== Task objective ==
Read through the listing below and copy each line in which the word "Output" occurs.

== Available records ==
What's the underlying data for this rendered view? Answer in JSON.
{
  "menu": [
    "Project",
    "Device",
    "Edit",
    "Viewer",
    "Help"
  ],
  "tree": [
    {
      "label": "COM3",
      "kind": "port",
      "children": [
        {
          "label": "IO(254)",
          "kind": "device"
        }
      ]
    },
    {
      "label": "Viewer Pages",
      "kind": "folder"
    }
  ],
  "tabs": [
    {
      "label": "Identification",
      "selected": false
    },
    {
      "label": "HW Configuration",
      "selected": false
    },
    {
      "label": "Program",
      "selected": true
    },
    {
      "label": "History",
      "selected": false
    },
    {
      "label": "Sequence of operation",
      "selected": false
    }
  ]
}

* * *

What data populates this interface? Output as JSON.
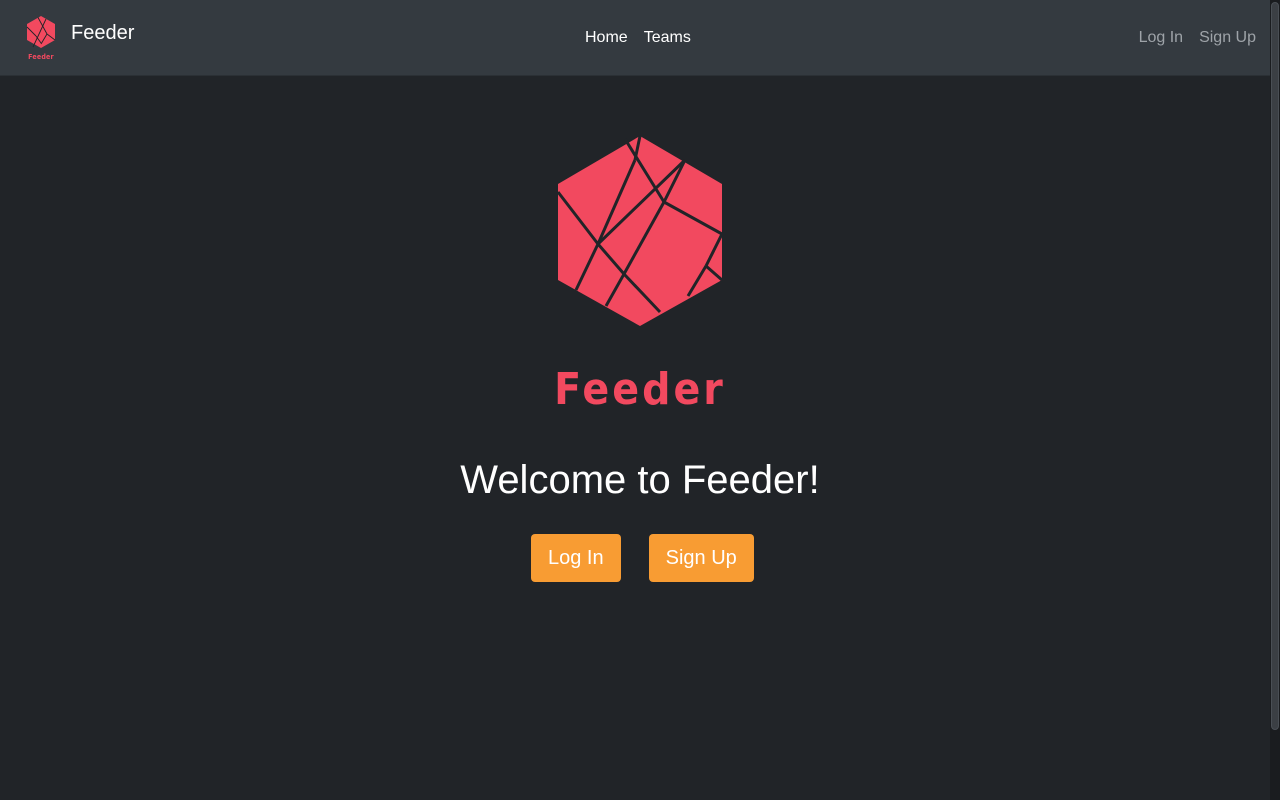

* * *

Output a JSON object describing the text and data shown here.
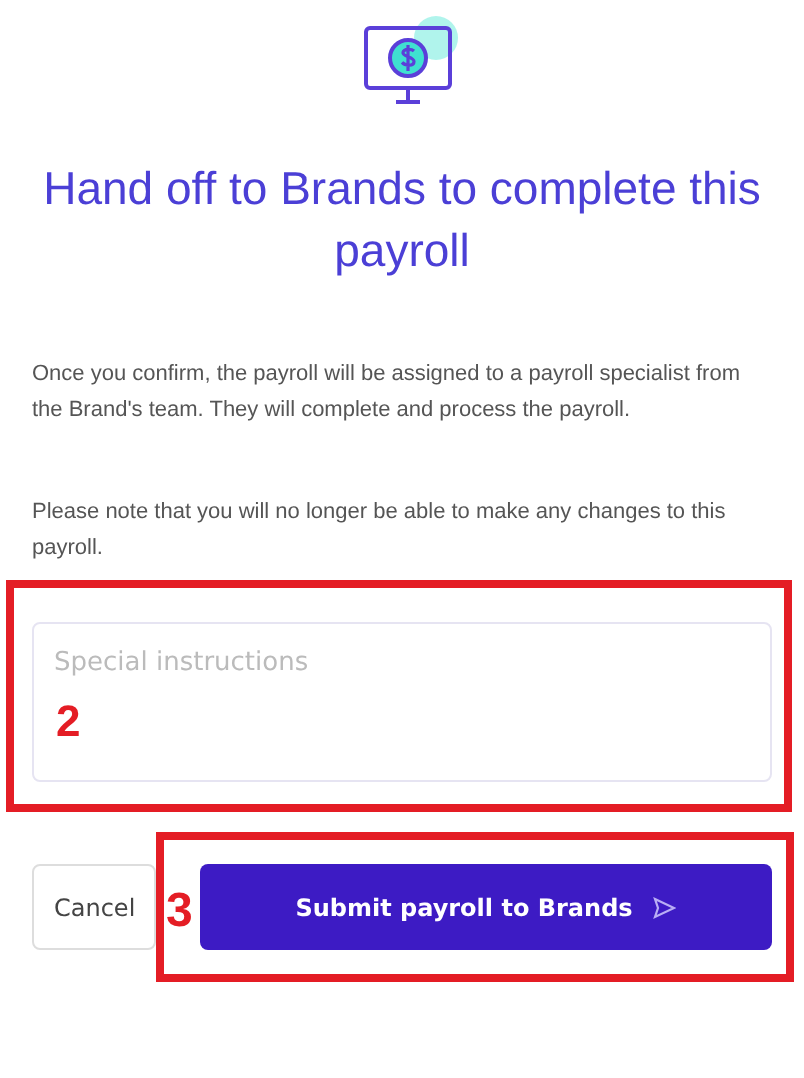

== Exercise answer ==
What data populates this interface? Output as JSON.
Output a JSON object describing the text and data shown here.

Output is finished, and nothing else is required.